» **TASK OBJECTIVE**:
Make an exact copy of every entry, from the first line to the last.

-------- ENTRIES SUPPLIED

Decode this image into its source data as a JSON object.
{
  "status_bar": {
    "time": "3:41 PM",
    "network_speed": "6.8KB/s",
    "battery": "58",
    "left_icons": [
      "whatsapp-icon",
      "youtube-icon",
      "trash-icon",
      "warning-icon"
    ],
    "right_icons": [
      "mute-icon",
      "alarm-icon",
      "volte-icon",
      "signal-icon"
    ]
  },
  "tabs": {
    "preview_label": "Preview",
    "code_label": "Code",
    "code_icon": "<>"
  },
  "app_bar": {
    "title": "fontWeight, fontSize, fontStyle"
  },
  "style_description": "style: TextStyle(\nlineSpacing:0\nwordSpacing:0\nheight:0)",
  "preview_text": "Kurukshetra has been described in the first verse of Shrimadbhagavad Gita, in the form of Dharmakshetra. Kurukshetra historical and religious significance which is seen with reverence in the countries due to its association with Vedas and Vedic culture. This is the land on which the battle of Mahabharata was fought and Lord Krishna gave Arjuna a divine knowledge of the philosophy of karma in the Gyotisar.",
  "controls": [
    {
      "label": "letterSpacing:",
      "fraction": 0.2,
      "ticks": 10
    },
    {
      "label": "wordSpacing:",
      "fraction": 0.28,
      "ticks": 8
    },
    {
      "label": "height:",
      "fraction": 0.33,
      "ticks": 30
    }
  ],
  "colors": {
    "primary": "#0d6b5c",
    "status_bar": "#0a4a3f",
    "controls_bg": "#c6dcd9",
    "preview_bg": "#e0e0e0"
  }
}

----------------

» **EXERCISE OUTPUT**:
Decode this image into its source data as a JSON object.
{
  "status_bar": {
    "time": "3:41 PM",
    "network_speed": "6.8KB/s",
    "battery": "58",
    "left_icons": [
      "whatsapp-icon",
      "youtube-icon",
      "trash-icon",
      "warning-icon"
    ],
    "right_icons": [
      "mute-icon",
      "alarm-icon",
      "volte-icon",
      "signal-icon"
    ]
  },
  "tabs": {
    "preview_label": "Preview",
    "code_label": "Code",
    "code_icon": "<>"
  },
  "app_bar": {
    "title": "fontWeight, fontSize, fontStyle"
  },
  "style_description": "style: TextStyle(\nlineSpacing:0\nwordSpacing:0\nheight:0)",
  "preview_text": "Kurukshetra has been described in the first verse of Shrimadbhagavad Gita, in the form of Dharmakshetra. Kurukshetra historical and religious significance which is seen with reverence in the countries due to its association with Vedas and Vedic culture. This is the land on which the battle of Mahabharata was fought and Lord Krishna gave Arjuna a divine knowledge of the philosophy of karma in the Gyotisar.",
  "controls": [
    {
      "label": "letterSpacing:",
      "fraction": 0.2,
      "ticks": 10
    },
    {
      "label": "wordSpacing:",
      "fraction": 0.28,
      "ticks": 8
    },
    {
      "label": "height:",
      "fraction": 0.33,
      "ticks": 30
    }
  ],
  "colors": {
    "primary": "#0d6b5c",
    "status_bar": "#0a4a3f",
    "controls_bg": "#c6dcd9",
    "preview_bg": "#e0e0e0"
  }
}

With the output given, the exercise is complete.